       Mrs. Creasy taught a Sunday School class for young ladies at the Hawley Methodist Church.
    Prof. Creasy was also active at the Methodist Church. He gave a welcoming address for their new pastor,  Rev. Ripley and his wife, at a reception in May 1907. Prof. Creasy gave an illustrated lecture on the Passion Play at the courthouse in March 1903, to raise funds for a school piano.
    Prof. Creasy made several trips abroad or across the continent to enhance his qualifications as an educator. By 1901 he had visited eight countries in Europe, 23 states and part of Canada.
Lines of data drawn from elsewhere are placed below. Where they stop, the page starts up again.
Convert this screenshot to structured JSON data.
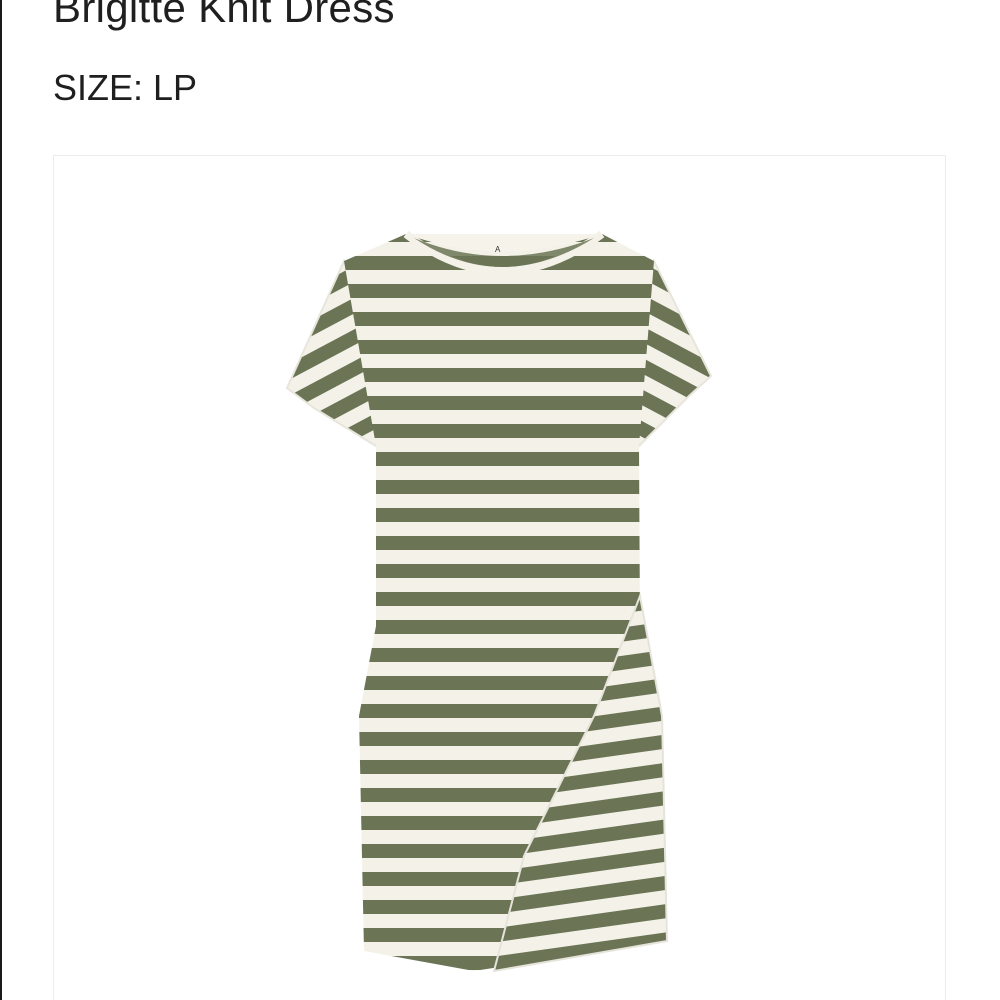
{
  "product": {
    "title": "Brigitte Knit Dress",
    "size_label": "SIZE: LP"
  },
  "image": {
    "stripe_colors": {
      "olive": "#6b7556",
      "cream": "#f4f2e8"
    }
  }
}
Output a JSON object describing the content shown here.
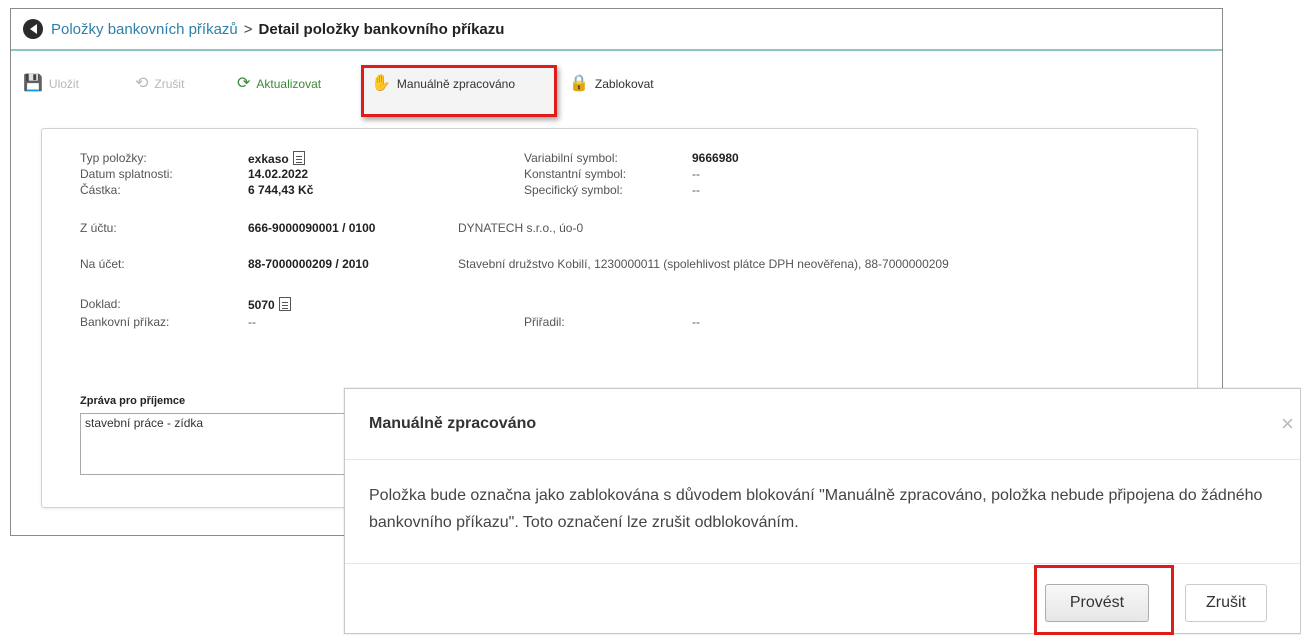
{
  "breadcrumb": {
    "parent": "Položky bankovních příkazů",
    "separator": ">",
    "current": "Detail položky bankovního příkazu"
  },
  "toolbar": {
    "save": "Uložit",
    "cancel": "Zrušit",
    "refresh": "Aktualizovat",
    "manual": "Manuálně zpracováno",
    "block": "Zablokovat"
  },
  "detail": {
    "type_label": "Typ položky:",
    "type_value": "exkaso",
    "due_label": "Datum splatnosti:",
    "due_value": "14.02.2022",
    "amount_label": "Částka:",
    "amount_value": "6 744,43 Kč",
    "vs_label": "Variabilní symbol:",
    "vs_value": "9666980",
    "ks_label": "Konstantní symbol:",
    "ks_value": "--",
    "ss_label": "Specifický symbol:",
    "ss_value": "--",
    "from_label": "Z účtu:",
    "from_value": "666-9000090001 / 0100",
    "from_name": "DYNATECH s.r.o., úo-0",
    "to_label": "Na účet:",
    "to_value": "88-7000000209 / 2010",
    "to_name": "Stavební družstvo Kobilí, 1230000011 (spolehlivost plátce DPH neověřena), 88-7000000209",
    "doc_label": "Doklad:",
    "doc_value": "5070",
    "order_label": "Bankovní příkaz:",
    "order_value": "--",
    "assign_label": "Přiřadil:",
    "assign_value": "--",
    "message_title": "Zpráva pro příjemce",
    "message_value": "stavební práce - zídka"
  },
  "modal": {
    "title": "Manuálně zpracováno",
    "close": "×",
    "body": "Položka bude označna jako zablokována s důvodem blokování \"Manuálně zpracováno, položka nebude připojena do žádného bankovního příkazu\". Toto označení lze zrušit odblokováním.",
    "confirm": "Provést",
    "cancel": "Zrušit"
  },
  "colors": {
    "highlight": "#e01b1b",
    "link": "#2f7fa8",
    "refresh": "#3a8a3a"
  }
}
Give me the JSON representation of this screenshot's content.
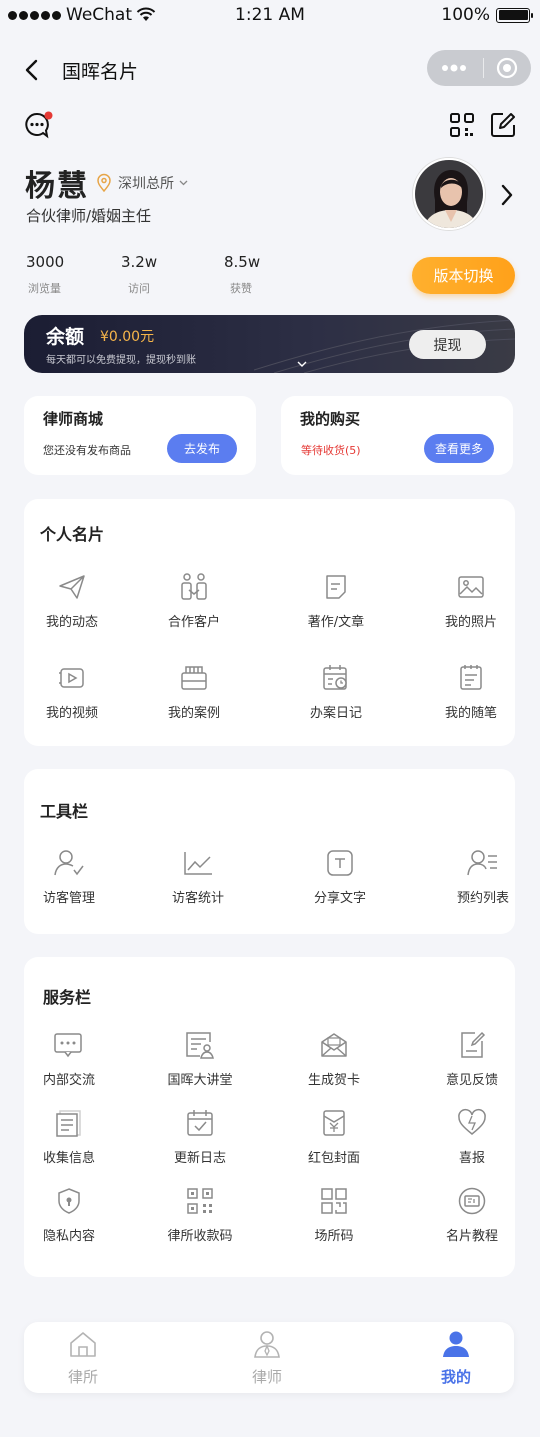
{
  "status_bar": {
    "carrier": "WeChat",
    "time": "1:21 AM",
    "battery": "100%",
    "battery_level": 1.0
  },
  "nav": {
    "title": "国晖名片"
  },
  "profile": {
    "name": "杨慧",
    "office": "深圳总所",
    "title": "合伙律师/婚姻主任",
    "stats": [
      {
        "value": "3000",
        "label": "浏览量"
      },
      {
        "value": "3.2w",
        "label": "访问"
      },
      {
        "value": "8.5w",
        "label": "获赞"
      }
    ],
    "switch_label": "版本切换"
  },
  "balance": {
    "label": "余额",
    "amount": "¥0.00元",
    "tip": "每天都可以免费提现，提现秒到账",
    "withdraw_label": "提现"
  },
  "shop": {
    "title": "律师商城",
    "desc": "您还没有发布商品",
    "button": "去发布"
  },
  "purchase": {
    "title": "我的购买",
    "status": "等待收货(5)",
    "button": "查看更多"
  },
  "personal_card": {
    "title": "个人名片",
    "items": [
      {
        "label": "我的动态",
        "icon": "paper-plane-icon"
      },
      {
        "label": "合作客户",
        "icon": "clients-icon"
      },
      {
        "label": "著作/文章",
        "icon": "article-icon"
      },
      {
        "label": "我的照片",
        "icon": "photo-icon"
      },
      {
        "label": "我的视频",
        "icon": "video-icon"
      },
      {
        "label": "我的案例",
        "icon": "case-icon"
      },
      {
        "label": "办案日记",
        "icon": "calendar-clock-icon"
      },
      {
        "label": "我的随笔",
        "icon": "notes-icon"
      }
    ]
  },
  "toolbar": {
    "title": "工具栏",
    "items": [
      {
        "label": "访客管理",
        "icon": "user-check-icon"
      },
      {
        "label": "访客统计",
        "icon": "line-chart-icon"
      },
      {
        "label": "分享文字",
        "icon": "text-share-icon"
      },
      {
        "label": "预约列表",
        "icon": "user-list-icon"
      }
    ]
  },
  "service": {
    "title": "服务栏",
    "items": [
      {
        "label": "内部交流",
        "icon": "chat-icon"
      },
      {
        "label": "国晖大讲堂",
        "icon": "lecture-icon"
      },
      {
        "label": "生成贺卡",
        "icon": "envelope-icon"
      },
      {
        "label": "意见反馈",
        "icon": "feedback-icon"
      },
      {
        "label": "收集信息",
        "icon": "document-icon"
      },
      {
        "label": "更新日志",
        "icon": "calendar-check-icon"
      },
      {
        "label": "红包封面",
        "icon": "red-packet-icon"
      },
      {
        "label": "喜报",
        "icon": "heart-icon"
      },
      {
        "label": "隐私内容",
        "icon": "shield-lock-icon"
      },
      {
        "label": "律所收款码",
        "icon": "qr-code-icon"
      },
      {
        "label": "场所码",
        "icon": "place-code-icon"
      },
      {
        "label": "名片教程",
        "icon": "card-tutorial-icon"
      }
    ]
  },
  "tabbar": {
    "items": [
      {
        "label": "律所",
        "icon": "home-icon"
      },
      {
        "label": "律师",
        "icon": "lawyer-icon"
      },
      {
        "label": "我的",
        "icon": "person-icon"
      }
    ],
    "active_color": "#4a73e8"
  },
  "colors": {
    "accent": "#5b7df0",
    "orange": "#ffa11a",
    "alert": "#e53935"
  }
}
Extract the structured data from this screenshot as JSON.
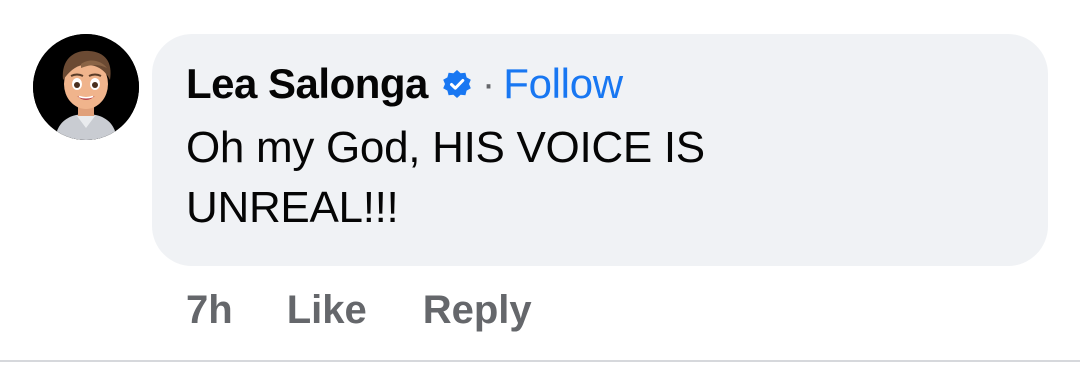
{
  "comment": {
    "author": "Lea Salonga",
    "verified_icon": "verified-badge-icon",
    "separator": "·",
    "follow_label": "Follow",
    "text": "Oh my God, HIS VOICE IS UNREAL!!!",
    "time": "7h",
    "like_label": "Like",
    "reply_label": "Reply",
    "avatar_icon": "cartoon-avatar-icon"
  },
  "colors": {
    "bubble": "#f0f2f5",
    "link": "#1877f2",
    "muted": "#65676b",
    "text": "#050505"
  }
}
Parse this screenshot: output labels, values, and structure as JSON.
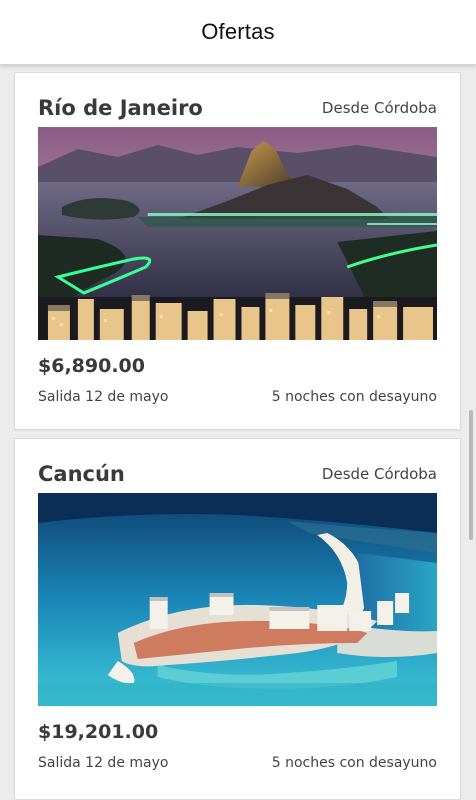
{
  "header": {
    "title": "Ofertas"
  },
  "offers": [
    {
      "destination": "Río de Janeiro",
      "origin": "Desde Córdoba",
      "price": "$6,890.00",
      "departure": "Salida 12 de mayo",
      "package": "5 noches con desayuno",
      "photo": "rio-de-janeiro-photo"
    },
    {
      "destination": "Cancún",
      "origin": "Desde Córdoba",
      "price": "$19,201.00",
      "departure": "Salida 12 de mayo",
      "package": "5 noches con desayuno",
      "photo": "cancun-photo"
    }
  ]
}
    A lot closer to home, Mark and Phoebe went on a two week sojourn to Big Pond (Fairview Lake) in July 1910. Many Hawley area people enjoyed renting cabins at the lake.
   Local Civil War veterans, making up the I. Monroe Thorp Post of the G.A.R. At Hawley, paid respects to the Civil War dead in June of 1907.
Prof. Creasy conducted the main ceremony, at Thorp’s grave site.
    In 1910 he was named president of the Bloomsburg Normal School Alumni Association in Wayne County.
   We read that in December 1911 Prof. Creasy drilled a “company of cadets” for a school holiday program. They were among 150 grade school youngsters at an evening operetta in the school auditorium entitled, “A Merry Company.”
     Winter frolic: In February 1911 Prof and Mrs. Creasy went on a sleigh ride from Hawley  to Blooming Grove with friends.
     In June 1911 he and his wife, with his mother, traveled to the Pacific Coast to attend the National Education Association in San Francisco.
    A report in March 1912 states that Prof Creasy was appointed as chairman of the Examining Board of Education, which oversaw the 21st district, comprising Wayne, Pike, Lackawanna and Susquehanna counties.
      He was credited by the state superintendent for his attainments and high standing of the Hawley schools. Examinations were to be taken by about 200 teachers, some for permanent certificates and others to add necessary subjects to the list which they are qualified by previous certificates to teach.
 ••• Went to Maryland
  In 1912, Professor Creasy resigned from Hawley Graded School to accept a position as a teacher at Chestertown, Maryland. By 1913 he was listed as principal at the newly built high school there.
  The August 21, 1912 Honesdale Citizen reported that Mr. And Mrs.
Mark Creasy had left Hawley the week before for Lightstreet, Columbia County, to visit his parents. They were staying there a few weeks before starting his new assignment in Maryland.
   ”In the departure of Mr. Creasy from our town we lose a good citizen a gentleman of excellent character and a man that any community would be most fortunate in securing. Mr. Creasy has lived here 21 years, was well known and very highly regard and he and Mrs. Creasy will be greatly missed by a large circle of aquaintances,” the Hawley Times reported, reprinted in the Citizen.
      Mark Creasy was highly popular at Chestertown High School. Eventually, the high school library at Chestertown would be named in his memory.
      He died Sunday, January 12, 1930, while he was serving as the principal there. He was laid to rest at Lightstreet, Columbia County. Phoebe continued to live at Bloomsburg, with her sister and brother.
Phoebe died in 1954.
      The Board of Education of Kent County, MD published a resolution upon Prof. Creasy’s death, stating is held a “fatherly interest” to his pupils. The Enterprise newspaper (Chestertown) stated that hundreds of pupils found in him an understanding friend.